**Problem to work on**
When a line in the entries below contains the word "folder", copy that line.

**The data**
⁂

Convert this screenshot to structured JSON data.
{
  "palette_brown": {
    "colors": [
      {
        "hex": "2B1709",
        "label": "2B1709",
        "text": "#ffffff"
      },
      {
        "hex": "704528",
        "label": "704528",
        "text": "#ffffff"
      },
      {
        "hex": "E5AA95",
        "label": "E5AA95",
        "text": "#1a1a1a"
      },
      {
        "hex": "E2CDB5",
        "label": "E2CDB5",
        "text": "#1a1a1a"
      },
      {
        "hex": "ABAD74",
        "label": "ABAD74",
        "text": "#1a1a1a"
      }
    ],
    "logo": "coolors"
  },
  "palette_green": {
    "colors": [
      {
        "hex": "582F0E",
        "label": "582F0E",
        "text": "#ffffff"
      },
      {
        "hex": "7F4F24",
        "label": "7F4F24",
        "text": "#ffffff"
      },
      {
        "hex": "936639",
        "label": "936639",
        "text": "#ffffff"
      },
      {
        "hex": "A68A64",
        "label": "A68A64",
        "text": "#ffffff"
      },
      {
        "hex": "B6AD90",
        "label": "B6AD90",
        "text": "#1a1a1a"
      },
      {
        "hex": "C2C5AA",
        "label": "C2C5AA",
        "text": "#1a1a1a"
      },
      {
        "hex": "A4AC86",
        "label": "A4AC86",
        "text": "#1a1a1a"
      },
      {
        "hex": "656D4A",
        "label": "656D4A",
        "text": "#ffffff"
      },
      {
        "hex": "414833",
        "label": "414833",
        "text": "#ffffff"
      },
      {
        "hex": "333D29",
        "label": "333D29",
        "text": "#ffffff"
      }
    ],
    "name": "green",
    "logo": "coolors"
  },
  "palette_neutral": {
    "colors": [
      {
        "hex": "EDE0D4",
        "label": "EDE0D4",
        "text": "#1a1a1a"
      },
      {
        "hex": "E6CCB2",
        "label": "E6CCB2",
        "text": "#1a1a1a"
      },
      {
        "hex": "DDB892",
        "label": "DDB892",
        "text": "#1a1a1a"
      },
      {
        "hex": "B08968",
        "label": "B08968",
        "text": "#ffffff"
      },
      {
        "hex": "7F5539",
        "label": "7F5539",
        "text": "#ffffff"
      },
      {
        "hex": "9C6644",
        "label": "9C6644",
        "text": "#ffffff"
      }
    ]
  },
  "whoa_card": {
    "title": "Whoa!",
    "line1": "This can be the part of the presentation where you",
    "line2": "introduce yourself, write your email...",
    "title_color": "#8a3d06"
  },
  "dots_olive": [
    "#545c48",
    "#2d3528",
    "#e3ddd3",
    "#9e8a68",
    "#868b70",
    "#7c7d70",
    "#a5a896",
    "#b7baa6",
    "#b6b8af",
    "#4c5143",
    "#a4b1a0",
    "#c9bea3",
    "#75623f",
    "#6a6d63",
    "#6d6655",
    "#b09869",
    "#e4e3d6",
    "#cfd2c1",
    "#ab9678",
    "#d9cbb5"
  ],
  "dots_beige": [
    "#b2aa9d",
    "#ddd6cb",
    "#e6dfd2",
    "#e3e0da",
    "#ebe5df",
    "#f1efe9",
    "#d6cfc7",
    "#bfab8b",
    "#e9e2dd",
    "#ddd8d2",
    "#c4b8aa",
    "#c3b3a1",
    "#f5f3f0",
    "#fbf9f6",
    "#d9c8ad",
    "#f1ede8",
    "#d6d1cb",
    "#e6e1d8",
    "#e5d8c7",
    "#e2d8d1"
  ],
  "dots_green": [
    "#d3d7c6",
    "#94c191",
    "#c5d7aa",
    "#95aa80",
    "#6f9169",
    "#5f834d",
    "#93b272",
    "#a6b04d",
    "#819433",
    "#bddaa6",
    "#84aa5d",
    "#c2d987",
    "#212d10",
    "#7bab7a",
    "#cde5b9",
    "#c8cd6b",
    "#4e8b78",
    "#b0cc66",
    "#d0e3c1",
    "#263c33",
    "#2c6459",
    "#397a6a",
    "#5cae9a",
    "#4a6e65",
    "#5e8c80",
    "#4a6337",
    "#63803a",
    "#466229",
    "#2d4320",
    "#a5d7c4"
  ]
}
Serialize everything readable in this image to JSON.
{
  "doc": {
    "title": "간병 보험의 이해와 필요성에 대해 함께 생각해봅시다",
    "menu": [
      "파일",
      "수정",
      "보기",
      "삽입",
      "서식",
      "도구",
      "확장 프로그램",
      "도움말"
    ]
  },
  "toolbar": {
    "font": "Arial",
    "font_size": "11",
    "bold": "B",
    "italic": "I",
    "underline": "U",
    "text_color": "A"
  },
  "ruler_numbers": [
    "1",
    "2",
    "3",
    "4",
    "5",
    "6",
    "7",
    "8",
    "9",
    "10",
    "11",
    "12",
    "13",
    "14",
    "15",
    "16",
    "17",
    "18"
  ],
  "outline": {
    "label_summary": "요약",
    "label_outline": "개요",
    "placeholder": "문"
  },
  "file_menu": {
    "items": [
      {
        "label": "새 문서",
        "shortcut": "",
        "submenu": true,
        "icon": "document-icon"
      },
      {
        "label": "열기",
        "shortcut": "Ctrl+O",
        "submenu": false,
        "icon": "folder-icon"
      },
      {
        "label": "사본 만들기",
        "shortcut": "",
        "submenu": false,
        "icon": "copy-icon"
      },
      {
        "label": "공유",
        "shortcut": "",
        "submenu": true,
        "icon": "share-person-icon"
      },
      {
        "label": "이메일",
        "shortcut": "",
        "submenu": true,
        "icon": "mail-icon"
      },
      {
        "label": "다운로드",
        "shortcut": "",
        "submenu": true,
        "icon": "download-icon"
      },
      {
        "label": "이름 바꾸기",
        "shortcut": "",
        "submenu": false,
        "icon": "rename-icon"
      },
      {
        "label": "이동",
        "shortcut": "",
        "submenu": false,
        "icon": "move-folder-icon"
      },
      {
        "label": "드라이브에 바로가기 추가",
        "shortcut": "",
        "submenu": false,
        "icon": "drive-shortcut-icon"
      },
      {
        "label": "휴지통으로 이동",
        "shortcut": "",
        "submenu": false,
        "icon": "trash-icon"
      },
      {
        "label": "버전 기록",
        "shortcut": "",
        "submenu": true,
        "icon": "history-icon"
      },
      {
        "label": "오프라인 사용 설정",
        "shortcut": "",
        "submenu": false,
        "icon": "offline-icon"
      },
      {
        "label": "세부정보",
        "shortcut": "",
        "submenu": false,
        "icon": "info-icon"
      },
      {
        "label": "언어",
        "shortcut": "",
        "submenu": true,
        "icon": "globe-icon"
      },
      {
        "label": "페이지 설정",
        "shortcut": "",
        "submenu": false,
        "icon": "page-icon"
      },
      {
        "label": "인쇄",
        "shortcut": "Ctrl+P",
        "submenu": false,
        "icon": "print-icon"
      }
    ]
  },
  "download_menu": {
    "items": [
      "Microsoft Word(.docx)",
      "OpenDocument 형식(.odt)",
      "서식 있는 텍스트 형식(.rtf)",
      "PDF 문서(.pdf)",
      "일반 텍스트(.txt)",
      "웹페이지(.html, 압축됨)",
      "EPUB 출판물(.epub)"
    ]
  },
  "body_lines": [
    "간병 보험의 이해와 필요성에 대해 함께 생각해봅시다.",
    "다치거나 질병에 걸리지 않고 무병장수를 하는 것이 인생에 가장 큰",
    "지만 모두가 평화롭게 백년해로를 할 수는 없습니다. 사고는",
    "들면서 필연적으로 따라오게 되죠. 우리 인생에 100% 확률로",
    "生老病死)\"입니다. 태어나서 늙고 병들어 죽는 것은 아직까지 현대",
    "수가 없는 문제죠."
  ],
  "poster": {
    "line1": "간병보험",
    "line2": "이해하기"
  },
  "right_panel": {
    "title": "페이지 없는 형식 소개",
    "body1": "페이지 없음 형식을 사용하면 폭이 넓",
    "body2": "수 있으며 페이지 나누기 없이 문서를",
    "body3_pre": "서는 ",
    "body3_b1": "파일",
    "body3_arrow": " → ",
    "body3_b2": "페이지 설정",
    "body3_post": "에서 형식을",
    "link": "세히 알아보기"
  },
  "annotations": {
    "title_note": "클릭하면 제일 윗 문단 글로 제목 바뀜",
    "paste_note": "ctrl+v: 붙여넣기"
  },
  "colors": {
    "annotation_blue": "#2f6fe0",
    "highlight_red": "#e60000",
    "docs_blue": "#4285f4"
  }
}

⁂

**Exercise answer**
        "icon": "folder-icon"
        "icon": "move-folder-icon"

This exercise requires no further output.